When asked to describe his roles with Sunstar and the Bay Area Youth Track and Field (BAYTAF), Leroy Funderburk paraphrases former pro football coach Tony Dungy: “My only job,” he says, “is to make the team better.” As Operations Supervisor at Sunstar, Funderburk moves seamlessly from solving staffing issues and overseeing equipment exchanges to taking a leadership role at especially complicated trauma scenes.
The job requires a balance between managerial and field duties, which Funderburk enjoys. “I like that I’m in a position to have a real-time connection with the field personnel and still have a hand in the leadership of the organization,” he says. “Not so high that I’ve lost touch with the employees, but high enough” to act as an advocate for field employees when management weighs decisions that will affect them.

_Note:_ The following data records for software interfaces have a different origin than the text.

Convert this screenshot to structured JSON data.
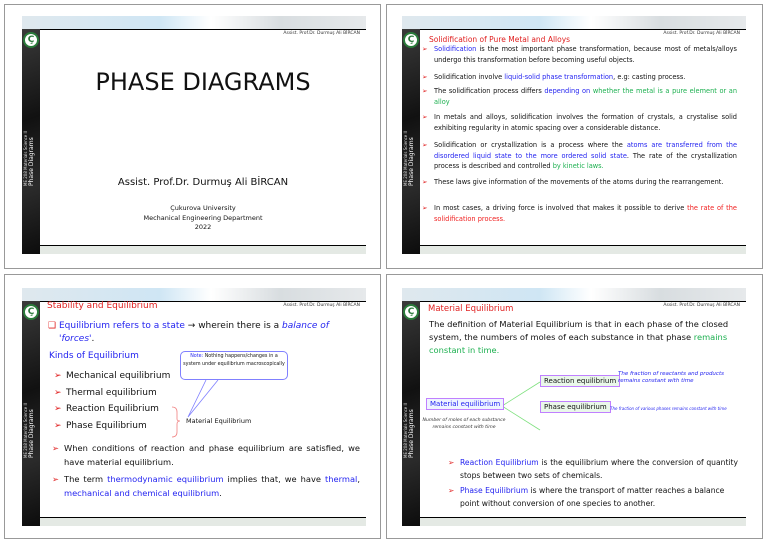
{
  "common": {
    "author": "Assist. Prof.Dr. Durmuş Ali BİRCAN",
    "course": "ME 208 Materials Science II",
    "course_topic": "Phase Diagrams",
    "logo": "university-seal"
  },
  "slide1": {
    "title": "PHASE DIAGRAMS",
    "author": "Assist. Prof.Dr. Durmuş Ali BİRCAN",
    "university": "Çukurova University",
    "department": "Mechanical Engineering Department",
    "year": "2022"
  },
  "slide2": {
    "title": "Solidification of Pure Metal and Alloys",
    "b1": {
      "a": "Solidification",
      "b": " is the most important phase transformation, because most of metals/alloys undergo this transformation before becoming useful objects."
    },
    "b2": {
      "a": "Solidification involve ",
      "b": "liquid-solid phase transformation",
      ",c": "",
      "c": ", e.g: casting process."
    },
    "b3": {
      "a": "The solidification process differs ",
      "b": "depending on ",
      "c": "whether the metal is a pure element or an alloy"
    },
    "b4": "In metals and alloys, solidification involves the formation of crystals, a crystalise solid exhibiting regularity in atomic spacing over a considerable distance.",
    "b5": {
      "a": "Solidification or crystallization is a process where the ",
      "b": "atoms are transferred from the disordered liquid state to the more ordered solid state",
      "c": ". The rate of the crystallization process is described and controlled ",
      "d": "by kinetic laws."
    },
    "b6": "These laws give information of the movements of the atoms during the rearrangement.",
    "b7": {
      "a": "In most cases, a driving force is involved that makes it possible to derive ",
      "b": "the rate of the solidification process."
    }
  },
  "slide3": {
    "title": "Stability and Equilibrium",
    "intro": {
      "a": "Equilibrium refers to a state ",
      "arrow": "→",
      "b": " wherein there is a ",
      "c": "balance of 'forces'",
      "d": "."
    },
    "kinds_heading": "Kinds of Equilibrium",
    "kinds": [
      "Mechanical equilibrium",
      "Thermal equilibrium",
      "Reaction Equilibrium",
      "Phase Equilibrium"
    ],
    "note_label": "Note:",
    "note_text": " Nothing happens/changes in a system under equilibrium macroscopically",
    "brace_label": "Material Equilibrium",
    "b1": "When conditions of reaction and phase equilibrium are satisfied, we have material equilibrium.",
    "b2": {
      "a": "The term ",
      "b": "thermodynamic equilibrium",
      "c": " implies that, we have ",
      "d": "thermal",
      "e": ", ",
      "f": "mechanical and chemical equilibrium",
      "g": "."
    }
  },
  "slide4": {
    "title": "Material Equilibrium",
    "def": {
      "a": "The definition of Material Equilibrium is that in each phase of the closed system, the numbers of moles of each substance in that phase ",
      "b": "remains constant in time."
    },
    "root": "Material equilibrium",
    "root_note": "Number of moles of each substance remains constant with time",
    "reaction": "Reaction equilibrium",
    "reaction_note": "The fraction of reactants and products remains constant with time",
    "phase": "Phase equilibrium",
    "phase_note": "The fraction of various phases remains constant with time",
    "b1": {
      "a": "Reaction Equilibrium",
      "b": " is the equilibrium where the conversion of quantity stops between two sets of chemicals."
    },
    "b2": {
      "a": "Phase Equilibrium",
      "b": " is where the transport of matter reaches a balance point without conversion of one species to another."
    }
  }
}
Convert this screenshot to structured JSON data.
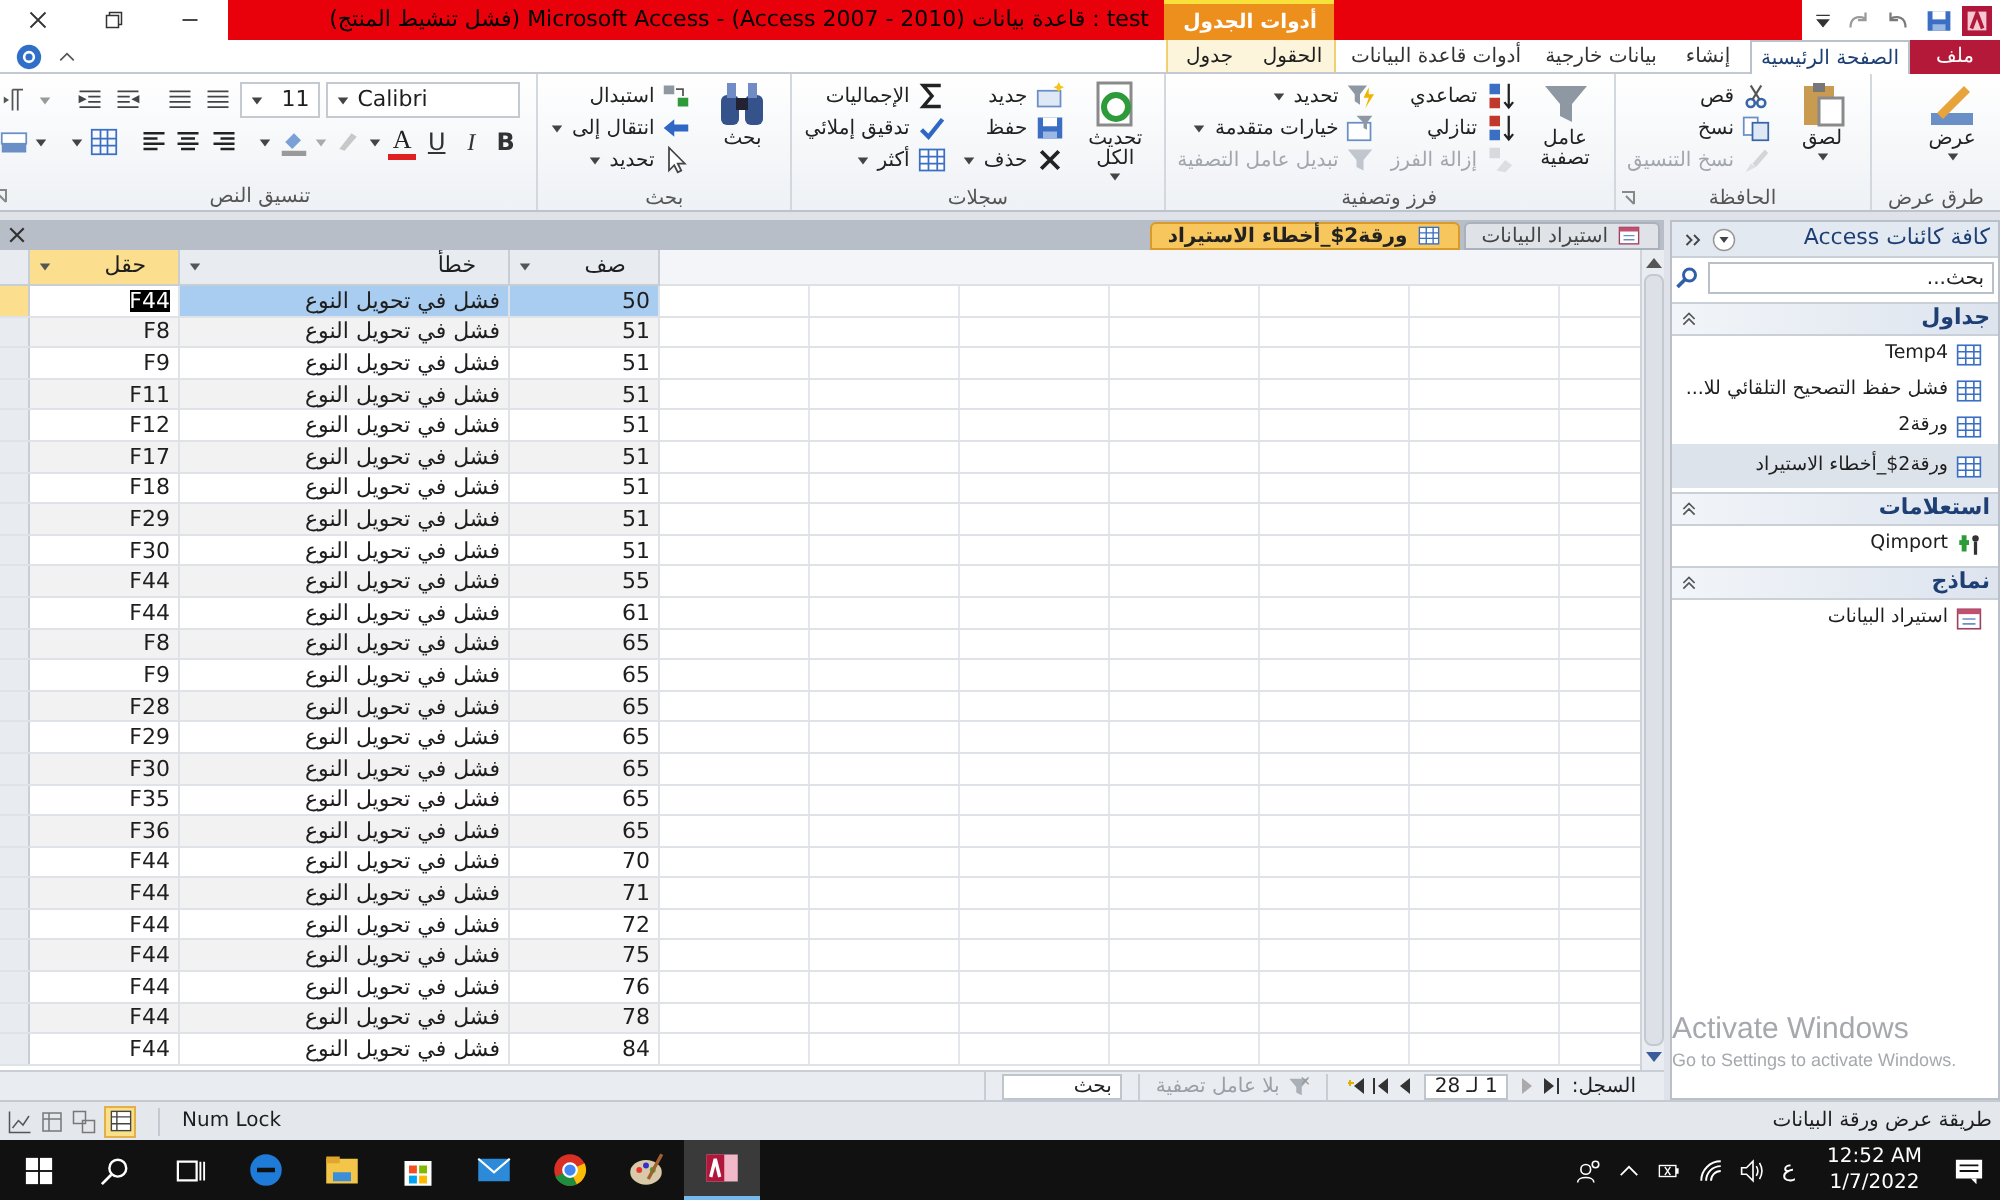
{
  "window": {
    "title": "test : قاعدة بيانات (Access 2007 - 2010) - Microsoft Access (فشل تنشيط المنتج)",
    "context_tab": "أدوات الجدول"
  },
  "ribbon_tabs": [
    {
      "label": "ملف",
      "kind": "file",
      "selected": false
    },
    {
      "label": "الصفحة الرئيسية",
      "kind": "normal",
      "selected": true
    },
    {
      "label": "إنشاء",
      "kind": "normal",
      "selected": false
    },
    {
      "label": "بيانات خارجية",
      "kind": "normal",
      "selected": false
    },
    {
      "label": "أدوات قاعدة البيانات",
      "kind": "normal",
      "selected": false
    },
    {
      "label": "الحقول",
      "kind": "contextual",
      "selected": false
    },
    {
      "label": "جدول",
      "kind": "contextual",
      "selected": false
    }
  ],
  "ribbon_groups": [
    {
      "label": "طرق عرض",
      "launcher": false,
      "buttons": [
        {
          "label": "عرض",
          "kind": "large",
          "dropdown": true,
          "disabled": false
        }
      ]
    },
    {
      "label": "الحافظة",
      "launcher": true,
      "buttons": [
        {
          "label": "لصق",
          "kind": "large",
          "dropdown": true,
          "disabled": false
        },
        {
          "label": "قص",
          "kind": "small",
          "dropdown": false,
          "disabled": false
        },
        {
          "label": "نسخ",
          "kind": "small",
          "dropdown": false,
          "disabled": false
        },
        {
          "label": "نسخ التنسيق",
          "kind": "small",
          "dropdown": false,
          "disabled": true
        }
      ]
    },
    {
      "label": "فرز وتصفية",
      "launcher": false,
      "buttons": [
        {
          "label": "عامل تصفية",
          "kind": "large",
          "dropdown": false,
          "disabled": false
        },
        {
          "label": "تصاعدي",
          "kind": "small",
          "dropdown": false,
          "disabled": false
        },
        {
          "label": "تنازلي",
          "kind": "small",
          "dropdown": false,
          "disabled": false
        },
        {
          "label": "إزالة الفرز",
          "kind": "small",
          "dropdown": false,
          "disabled": true
        },
        {
          "label": "تحديد",
          "kind": "small",
          "dropdown": true,
          "disabled": false
        },
        {
          "label": "خيارات متقدمة",
          "kind": "small",
          "dropdown": true,
          "disabled": false
        },
        {
          "label": "تبديل عامل التصفية",
          "kind": "small",
          "dropdown": false,
          "disabled": true
        }
      ]
    },
    {
      "label": "سجلات",
      "launcher": false,
      "buttons": [
        {
          "label": "تحديث الكل",
          "kind": "large",
          "dropdown": true,
          "disabled": false
        },
        {
          "label": "جديد",
          "kind": "small",
          "dropdown": false,
          "disabled": false
        },
        {
          "label": "حفظ",
          "kind": "small",
          "dropdown": false,
          "disabled": false
        },
        {
          "label": "حذف",
          "kind": "small",
          "dropdown": true,
          "disabled": false
        },
        {
          "label": "الإجماليات",
          "kind": "small",
          "dropdown": false,
          "disabled": false
        },
        {
          "label": "تدقيق إملائي",
          "kind": "small",
          "dropdown": false,
          "disabled": false
        },
        {
          "label": "أكثر",
          "kind": "small",
          "dropdown": true,
          "disabled": false
        }
      ]
    },
    {
      "label": "بحث",
      "launcher": false,
      "buttons": [
        {
          "label": "بحث",
          "kind": "large",
          "dropdown": false,
          "disabled": false
        },
        {
          "label": "استبدال",
          "kind": "small",
          "dropdown": false,
          "disabled": false
        },
        {
          "label": "انتقال إلى",
          "kind": "small",
          "dropdown": true,
          "disabled": false
        },
        {
          "label": "تحديد",
          "kind": "small",
          "dropdown": true,
          "disabled": false
        }
      ]
    }
  ],
  "text_format": {
    "label": "تنسيق النص",
    "font": "Calibri",
    "size": "11",
    "style_buttons": [
      "B",
      "I",
      "U"
    ],
    "font_color": "A"
  },
  "doc_tabs": [
    {
      "label": "استيراد البيانات",
      "kind": "form",
      "selected": false
    },
    {
      "label": "ورقة2$_أخطاء الاستيراد",
      "kind": "table",
      "selected": true
    }
  ],
  "datasheet": {
    "columns": [
      {
        "label": "صف",
        "selected": false
      },
      {
        "label": "خطأ",
        "selected": false
      },
      {
        "label": "حقل",
        "selected": true
      }
    ],
    "rows": [
      {
        "selected": true,
        "cells": [
          "50",
          "فشل في تحويل النوع",
          "F44"
        ]
      },
      {
        "selected": false,
        "cells": [
          "51",
          "فشل في تحويل النوع",
          "F8"
        ]
      },
      {
        "selected": false,
        "cells": [
          "51",
          "فشل في تحويل النوع",
          "F9"
        ]
      },
      {
        "selected": false,
        "cells": [
          "51",
          "فشل في تحويل النوع",
          "F11"
        ]
      },
      {
        "selected": false,
        "cells": [
          "51",
          "فشل في تحويل النوع",
          "F12"
        ]
      },
      {
        "selected": false,
        "cells": [
          "51",
          "فشل في تحويل النوع",
          "F17"
        ]
      },
      {
        "selected": false,
        "cells": [
          "51",
          "فشل في تحويل النوع",
          "F18"
        ]
      },
      {
        "selected": false,
        "cells": [
          "51",
          "فشل في تحويل النوع",
          "F29"
        ]
      },
      {
        "selected": false,
        "cells": [
          "51",
          "فشل في تحويل النوع",
          "F30"
        ]
      },
      {
        "selected": false,
        "cells": [
          "55",
          "فشل في تحويل النوع",
          "F44"
        ]
      },
      {
        "selected": false,
        "cells": [
          "61",
          "فشل في تحويل النوع",
          "F44"
        ]
      },
      {
        "selected": false,
        "cells": [
          "65",
          "فشل في تحويل النوع",
          "F8"
        ]
      },
      {
        "selected": false,
        "cells": [
          "65",
          "فشل في تحويل النوع",
          "F9"
        ]
      },
      {
        "selected": false,
        "cells": [
          "65",
          "فشل في تحويل النوع",
          "F28"
        ]
      },
      {
        "selected": false,
        "cells": [
          "65",
          "فشل في تحويل النوع",
          "F29"
        ]
      },
      {
        "selected": false,
        "cells": [
          "65",
          "فشل في تحويل النوع",
          "F30"
        ]
      },
      {
        "selected": false,
        "cells": [
          "65",
          "فشل في تحويل النوع",
          "F35"
        ]
      },
      {
        "selected": false,
        "cells": [
          "65",
          "فشل في تحويل النوع",
          "F36"
        ]
      },
      {
        "selected": false,
        "cells": [
          "70",
          "فشل في تحويل النوع",
          "F44"
        ]
      },
      {
        "selected": false,
        "cells": [
          "71",
          "فشل في تحويل النوع",
          "F44"
        ]
      },
      {
        "selected": false,
        "cells": [
          "72",
          "فشل في تحويل النوع",
          "F44"
        ]
      },
      {
        "selected": false,
        "cells": [
          "75",
          "فشل في تحويل النوع",
          "F44"
        ]
      },
      {
        "selected": false,
        "cells": [
          "76",
          "فشل في تحويل النوع",
          "F44"
        ]
      },
      {
        "selected": false,
        "cells": [
          "78",
          "فشل في تحويل النوع",
          "F44"
        ]
      },
      {
        "selected": false,
        "cells": [
          "84",
          "فشل في تحويل النوع",
          "F44"
        ]
      }
    ]
  },
  "record_nav": {
    "label": "السجل:",
    "position": "1 لـ 28",
    "filter": "بلا عامل تصفية",
    "search_placeholder": "بحث"
  },
  "nav_pane": {
    "title": "كافة كائنات Access",
    "search_placeholder": "بحث...",
    "groups": [
      {
        "label": "جداول",
        "items": [
          {
            "label": "Temp4",
            "kind": "table",
            "selected": false
          },
          {
            "label": "فشل حفظ التصحيح التلقائي للا...",
            "kind": "table",
            "selected": false
          },
          {
            "label": "ورقة2",
            "kind": "table",
            "selected": false
          },
          {
            "label": "ورقة2$_أخطاء الاستيراد",
            "kind": "table",
            "selected": true
          }
        ]
      },
      {
        "label": "استعلامات",
        "items": [
          {
            "label": "Qimport",
            "kind": "query",
            "selected": false
          }
        ]
      },
      {
        "label": "نماذج",
        "items": [
          {
            "label": "استيراد البيانات",
            "kind": "form",
            "selected": false
          }
        ]
      }
    ]
  },
  "status_bar": {
    "left": "Num Lock",
    "right": "طريقة عرض ورقة البيانات"
  },
  "activation_notice": {
    "title": "Activate Windows",
    "text": "Go to Settings to activate Windows."
  },
  "taskbar": {
    "language": "ع",
    "time": "12:52 AM",
    "date": "1/7/2022"
  }
}
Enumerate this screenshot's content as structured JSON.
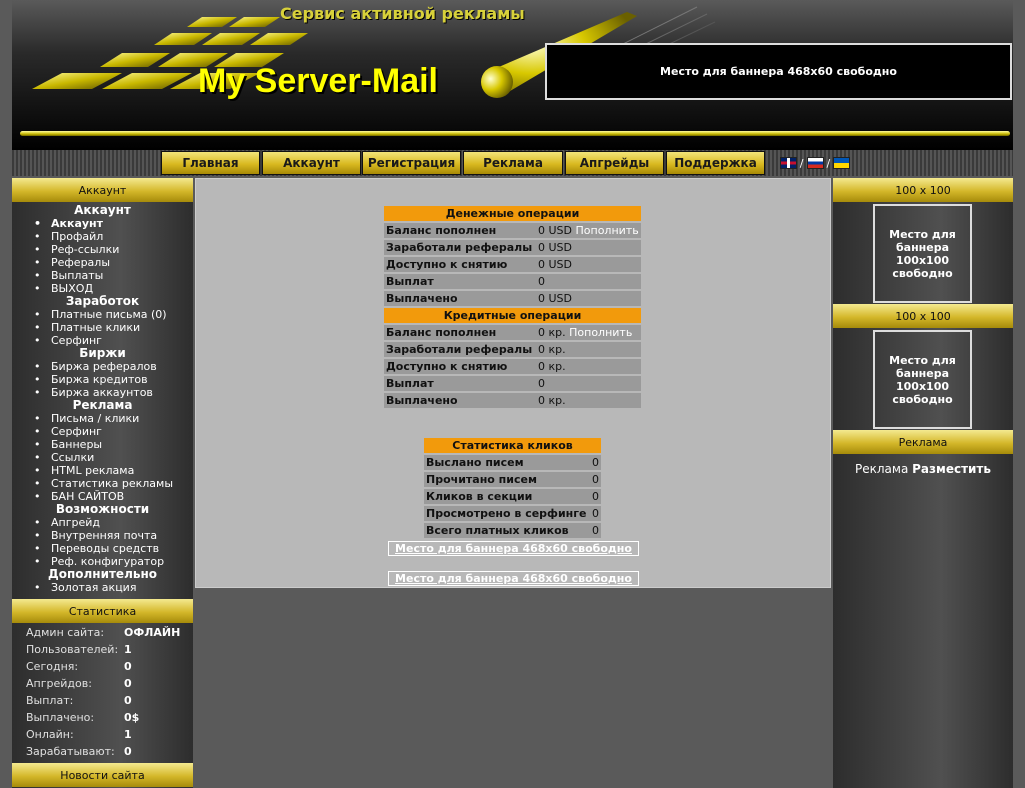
{
  "header": {
    "slogan": "Сервис активной рекламы",
    "site_title": "My Server-Mail",
    "banner_text": "Место для баннера 468х60 свободно"
  },
  "nav": {
    "items": [
      "Главная",
      "Аккаунт",
      "Регистрация",
      "Реклама",
      "Апгрейды",
      "Поддержка"
    ],
    "flag_separator": "/"
  },
  "left": {
    "account_title": "Аккаунт",
    "menu": [
      {
        "section": "Аккаунт",
        "items": [
          "Аккаунт",
          "Профайл",
          "Реф-ссылки",
          "Рефералы",
          "Выплаты",
          "ВЫХОД"
        ]
      },
      {
        "section": "Заработок",
        "items": [
          "Платные письма (0)",
          "Платные клики",
          "Серфинг"
        ]
      },
      {
        "section": "Биржи",
        "items": [
          "Биржа рефералов",
          "Биржа кредитов",
          "Биржа аккаунтов"
        ]
      },
      {
        "section": "Реклама",
        "items": [
          "Письма / клики",
          "Серфинг",
          "Баннеры",
          "Ссылки",
          "HTML реклама",
          "Статистика рекламы",
          "БАН САЙТОВ"
        ]
      },
      {
        "section": "Возможности",
        "items": [
          "Апгрейд",
          "Внутренняя почта",
          "Переводы средств",
          "Реф. конфигуратор"
        ]
      },
      {
        "section": "Дополнительно",
        "items": [
          "Золотая акция"
        ]
      }
    ],
    "stats_title": "Статистика",
    "stats": [
      {
        "label": "Админ сайта:",
        "value": "ОФЛАЙН"
      },
      {
        "label": "Пользователей:",
        "value": "1"
      },
      {
        "label": "Сегодня:",
        "value": "0"
      },
      {
        "label": "Апгрейдов:",
        "value": "0"
      },
      {
        "label": "Выплат:",
        "value": "0"
      },
      {
        "label": "Выплачено:",
        "value": "0$"
      },
      {
        "label": "Онлайн:",
        "value": "1"
      },
      {
        "label": "Зарабатывают:",
        "value": "0"
      }
    ],
    "news_title": "Новости сайта"
  },
  "money": {
    "title": "Денежные операции",
    "rows": [
      {
        "label": "Баланс пополнен",
        "value": "0 USD",
        "link": "Пополнить"
      },
      {
        "label": "Заработали рефералы",
        "value": "0 USD"
      },
      {
        "label": "Доступно к снятию",
        "value": "0 USD"
      },
      {
        "label": "Выплат",
        "value": "0"
      },
      {
        "label": "Выплачено",
        "value": "0 USD"
      }
    ]
  },
  "credit": {
    "title": "Кредитные операции",
    "rows": [
      {
        "label": "Баланс пополнен",
        "value": "0 кр.",
        "link": "Пополнить"
      },
      {
        "label": "Заработали рефералы",
        "value": "0 кр."
      },
      {
        "label": "Доступно к снятию",
        "value": "0 кр."
      },
      {
        "label": "Выплат",
        "value": "0"
      },
      {
        "label": "Выплачено",
        "value": "0 кр."
      }
    ]
  },
  "clicks": {
    "title": "Статистика кликов",
    "rows": [
      {
        "label": "Выслано писем",
        "value": "0"
      },
      {
        "label": "Прочитано писем",
        "value": "0"
      },
      {
        "label": "Кликов в секции",
        "value": "0"
      },
      {
        "label": "Просмотрено в серфинге",
        "value": "0"
      },
      {
        "label": "Всего платных кликов",
        "value": "0"
      }
    ]
  },
  "main_banners": [
    "Место для баннера 468х60 свободно",
    "Место для баннера 468х60 свободно"
  ],
  "right": {
    "blocks": [
      {
        "title": "100 x 100",
        "text": "Место для баннера 100х100 свободно"
      },
      {
        "title": "100 x 100",
        "text": "Место для баннера 100х100 свободно"
      }
    ],
    "ad_title": "Реклама",
    "ad_text": "Реклама",
    "ad_link": "Разместить"
  }
}
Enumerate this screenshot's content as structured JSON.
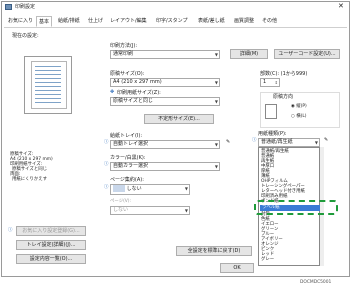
{
  "window": {
    "title": "印刷設定"
  },
  "tabs": [
    "お気に入り",
    "基本",
    "給紙/排紙",
    "仕上げ",
    "レイアウト/編集",
    "印字/スタンプ",
    "表紙/差し紙",
    "画質調整",
    "その他"
  ],
  "left": {
    "current_settings_label": "現在の設定:",
    "summary": [
      "原稿サイズ:",
      "A4 (210 x 297 mm)",
      "印刷用紙サイズ:",
      "原稿サイズと同じ",
      "両面:",
      "用紙にくりかえす"
    ],
    "register_button": "お気に入り設定登録(G)...",
    "tray_button": "トレイ設定(詳細)(J)...",
    "list_button": "設定内容一覧(O)..."
  },
  "job": {
    "type_label": "印刷方法(J):",
    "type_value": "通常印刷",
    "detail_button": "詳細(M)",
    "user_code_button": "ユーザーコード設定(U)..."
  },
  "paper": {
    "size_label": "原稿サイズ(O):",
    "size_value": "A4 (210 x 297 mm)",
    "print_size_label": "印刷用紙サイズ(Z):",
    "print_size_value": "原稿サイズと同じ",
    "custom_button": "不定形サイズ(E)..."
  },
  "copies": {
    "label": "部数(C): (1から999)",
    "value": "1"
  },
  "orientation": {
    "label": "原稿方向",
    "portrait": "縦(P)",
    "landscape": "横(L)"
  },
  "tray": {
    "label": "給紙トレイ(I):",
    "value": "自動トレイ選択"
  },
  "color": {
    "label": "カラー/白黒(K):",
    "value": "自動カラー選択"
  },
  "duplex": {
    "label": "ページ集約(A):",
    "value": "しない",
    "pages_label": "ページ(V):",
    "pages_value": "しない"
  },
  "paper_type": {
    "label": "用紙種類(P):",
    "value": "普通紙/再生紙",
    "options": [
      "普通紙/再生紙",
      "普通紙",
      "再生紙",
      "中厚口",
      "厚紙",
      "薄紙",
      "OHPフィルム",
      "トレーシングペーパー",
      "レターヘッド付き用紙",
      "印刷済み用紙",
      "ボンド紙",
      "ラベル紙",
      "封筒",
      "色紙",
      "イエロー",
      "グリーン",
      "ブルー",
      "アイボリー",
      "オレンジ",
      "ピンク",
      "レッド",
      "グレー",
      "コート紙：光沢与制可用紙"
    ],
    "highlighted": "ラベル紙"
  },
  "bottom": {
    "default_button": "全設定を標準に戻す(D)",
    "ok_button": "OK"
  },
  "caption": "DOCMDC5001"
}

Although he has a “regular” office, Funderburk says his primary office is really in the field. He jokes that his office “has four wheels and a steering wheel.” He regularly supports field teams on calls that meet certain predefined criteria, such as when three or more ambulances are requested to one accident or trauma scene. He will also respond to highly specialized calls, or when children are involved, or when prior experience indicates that he should. During mass casualties, he oversees the transport sector, meaning that he decides where to send ambulances so that no one emergency department is overwhelmed with patients. Proper guidance of transport in mass casualties is crucial to ensuring patients receive the lifesaving care they need in as quickly as possible.
An EMT since 1986, Funderburk’s work and dedication to providing exceptional emergency medical care has earned him a number of honors over the years. In 2007, he was named both National Association of Emergency Medical Technicians EMT of the year and Pinellas County EMT of the year. The honor that he says really changed his life came earlier, in 1999. That year, he was named a “Star of Life” for Florida by the American Ambulance Association. The Star of Life is presented each year to professionals who represent the best of the emergency medical community. With characteristic humility, Funderburk says that being named a star of life in 1999 was “a turning point” for him. “I didn’t want to diminish the quality or the meaning of that honor,” he explains, “so from that year on, I tried to be the person everyone thought I was.”
Over the years, Funderburk has more than lived up to that honor, both on the job and off. As a single father, he raised three daughters, now 18, 20 and 22, all of whom Sunstar Community Outreach Coordinator Charlene Cobb describes as “amazing.” He also chairs the Bay Area Youth Track and Field program, where he has coached young athletes and officiated at meets from local high schools to the University of South Florida and beyond. Because the nature of his job at Sunstar means that he often sees children and teens during times of trauma and injury, he says that it is nice to have BAYTAF in his life so that he can coach youth in a healthy, positive setting.
As a coach to young athletes on the track oval and to young emergency medical professionals at Sunstar, Funderburk holds himself to the highest standards of professionalism, leadership, and honesty. Ms. Cobb says that he “goes to bat for employees when they need someone in their corner. He strikes a good balance with management. He’s a great caregiver. He raised three amazing girls on his own.” And while he is reluctant to accept praise for all he does for his employees and the community, the people around him know how well he deserves it.